== Data records ==

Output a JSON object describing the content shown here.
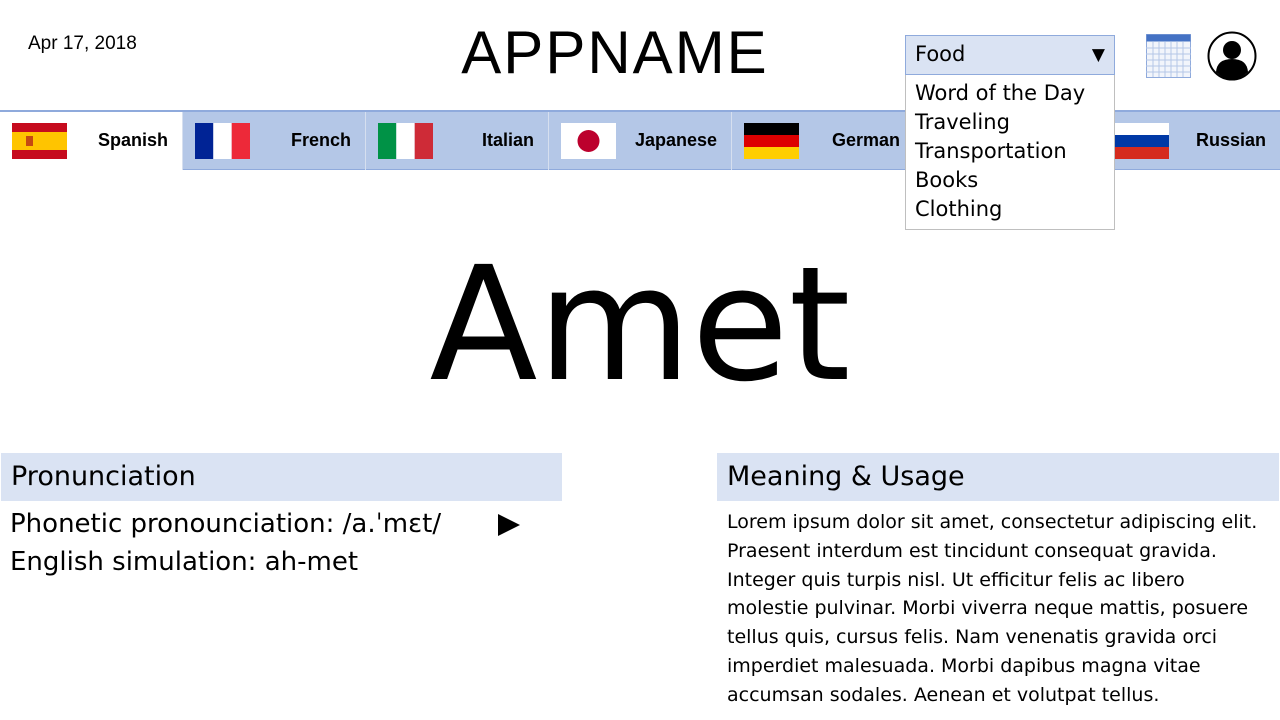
{
  "header": {
    "date": "Apr 17, 2018",
    "app_name": "APPNAME",
    "category_select": {
      "selected": "Food",
      "arrow_glyph": "▼",
      "options": [
        "Word of the Day",
        "Traveling",
        "Transportation",
        "Books",
        "Clothing"
      ]
    },
    "calendar_icon": "calendar-icon",
    "profile_icon": "user-avatar-icon"
  },
  "tabs": [
    {
      "label": "Spanish",
      "flag": "spain-flag-icon",
      "active": true
    },
    {
      "label": "French",
      "flag": "france-flag-icon",
      "active": false
    },
    {
      "label": "Italian",
      "flag": "italy-flag-icon",
      "active": false
    },
    {
      "label": "Japanese",
      "flag": "japan-flag-icon",
      "active": false
    },
    {
      "label": "German",
      "flag": "germany-flag-icon",
      "active": false
    },
    {
      "label": "Russian",
      "flag": "russia-flag-icon",
      "active": false
    }
  ],
  "word": "Amet",
  "pronunciation": {
    "heading": "Pronunciation",
    "phonetic": "Phonetic pronounciation: /a.ˈmɛt/",
    "english_simulation": "English simulation: ah-met",
    "play_icon": "play-icon"
  },
  "meaning": {
    "heading": "Meaning & Usage",
    "lines": [
      "Lorem ipsum dolor sit amet, consectetur adipiscing elit.",
      "Praesent interdum est tincidunt consequat gravida.",
      "Integer quis turpis nisl. Ut efficitur felis ac libero",
      "molestie pulvinar. Morbi viverra neque mattis, posuere",
      "tellus quis, cursus felis. Nam venenatis gravida orci",
      "imperdiet malesuada. Morbi dapibus magna vitae",
      "accumsan sodales. Aenean et volutpat tellus."
    ]
  },
  "colors": {
    "tab_bar": "#b4c7e7",
    "section_header": "#dae3f3",
    "accent_border": "#8faadc"
  }
}
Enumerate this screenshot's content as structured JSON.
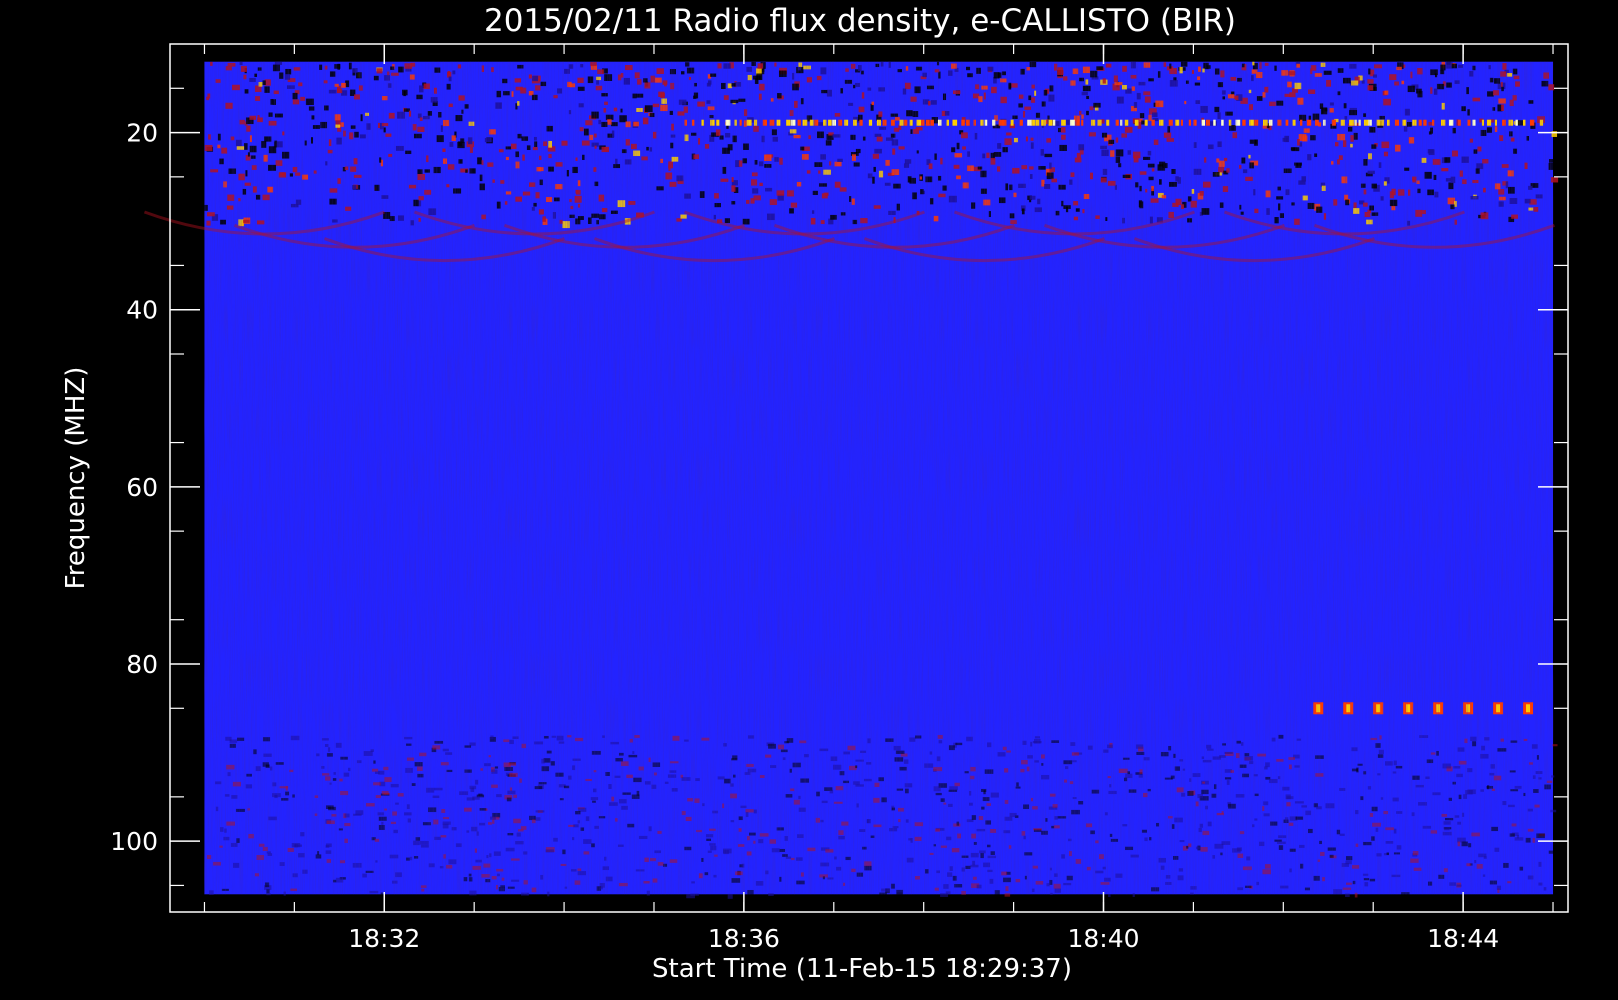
{
  "chart_data": {
    "type": "heatmap",
    "title": "2015/02/11  Radio flux density, e-CALLISTO (BIR)",
    "xlabel": "Start Time (11-Feb-15 18:29:37)",
    "ylabel": "Frequency (MHZ)",
    "x_unit": "UT time",
    "y_unit": "MHz",
    "ylim": [
      108,
      10
    ],
    "xlim": [
      "18:29:37",
      "18:45:10"
    ],
    "data_xlim": [
      "18:30:00",
      "18:45:00"
    ],
    "data_ylim": [
      106,
      12
    ],
    "x_ticks": [
      "18:32",
      "18:36",
      "18:40",
      "18:44"
    ],
    "y_ticks": [
      20,
      40,
      60,
      80,
      100
    ],
    "colormap": [
      "#000000",
      "#1b0f9a",
      "#2323ff",
      "#b4121e",
      "#ff3a00",
      "#ffd000",
      "#ffffcc"
    ],
    "background_color": "#2323ff",
    "features": [
      {
        "label": "strong RFI bands",
        "y_range": [
          12,
          30
        ]
      },
      {
        "label": "persistent line",
        "y": 19
      },
      {
        "label": "interference bands",
        "y_range": [
          88,
          106
        ]
      },
      {
        "label": "pulses",
        "y": 85,
        "x_range": [
          "18:42:20",
          "18:45:00"
        ]
      }
    ]
  }
}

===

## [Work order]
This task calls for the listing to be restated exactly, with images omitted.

## [Reply to the task]
Output a JSON object describing the content shown here.
{
  "header": {
    "date": "Apr 17, 2018",
    "app_name": "APPNAME",
    "category_select": {
      "selected": "Food",
      "arrow_glyph": "▼",
      "options": [
        "Word of the Day",
        "Traveling",
        "Transportation",
        "Books",
        "Clothing"
      ]
    },
    "calendar_icon": "calendar-icon",
    "profile_icon": "user-avatar-icon"
  },
  "tabs": [
    {
      "label": "Spanish",
      "flag": "spain-flag-icon",
      "active": true
    },
    {
      "label": "French",
      "flag": "france-flag-icon",
      "active": false
    },
    {
      "label": "Italian",
      "flag": "italy-flag-icon",
      "active": false
    },
    {
      "label": "Japanese",
      "flag": "japan-flag-icon",
      "active": false
    },
    {
      "label": "German",
      "flag": "germany-flag-icon",
      "active": false
    },
    {
      "label": "Russian",
      "flag": "russia-flag-icon",
      "active": false
    }
  ],
  "word": "Amet",
  "pronunciation": {
    "heading": "Pronunciation",
    "phonetic": "Phonetic pronounciation: /a.ˈmɛt/",
    "english_simulation": "English simulation: ah-met",
    "play_icon": "play-icon"
  },
  "meaning": {
    "heading": "Meaning & Usage",
    "lines": [
      "Lorem ipsum dolor sit amet, consectetur adipiscing elit.",
      "Praesent interdum est tincidunt consequat gravida.",
      "Integer quis turpis nisl. Ut efficitur felis ac libero",
      "molestie pulvinar. Morbi viverra neque mattis, posuere",
      "tellus quis, cursus felis. Nam venenatis gravida orci",
      "imperdiet malesuada. Morbi dapibus magna vitae",
      "accumsan sodales. Aenean et volutpat tellus."
    ]
  },
  "colors": {
    "tab_bar": "#b4c7e7",
    "section_header": "#dae3f3",
    "accent_border": "#8faadc"
  }
}
Enumerate this screenshot's content as structured JSON.
{
  "chart_data": {
    "type": "heatmap",
    "title": "2015/02/11  Radio flux density, e-CALLISTO (BIR)",
    "xlabel": "Start Time (11-Feb-15 18:29:37)",
    "ylabel": "Frequency (MHZ)",
    "x_unit": "UT time",
    "y_unit": "MHz",
    "ylim": [
      108,
      10
    ],
    "xlim": [
      "18:29:37",
      "18:45:10"
    ],
    "data_xlim": [
      "18:30:00",
      "18:45:00"
    ],
    "data_ylim": [
      106,
      12
    ],
    "x_ticks": [
      "18:32",
      "18:36",
      "18:40",
      "18:44"
    ],
    "y_ticks": [
      20,
      40,
      60,
      80,
      100
    ],
    "colormap": [
      "#000000",
      "#1b0f9a",
      "#2323ff",
      "#b4121e",
      "#ff3a00",
      "#ffd000",
      "#ffffcc"
    ],
    "background_color": "#2323ff",
    "features": [
      {
        "label": "strong RFI bands",
        "y_range": [
          12,
          30
        ]
      },
      {
        "label": "persistent line",
        "y": 19
      },
      {
        "label": "interference bands",
        "y_range": [
          88,
          106
        ]
      },
      {
        "label": "pulses",
        "y": 85,
        "x_range": [
          "18:42:20",
          "18:45:00"
        ]
      }
    ]
  }
}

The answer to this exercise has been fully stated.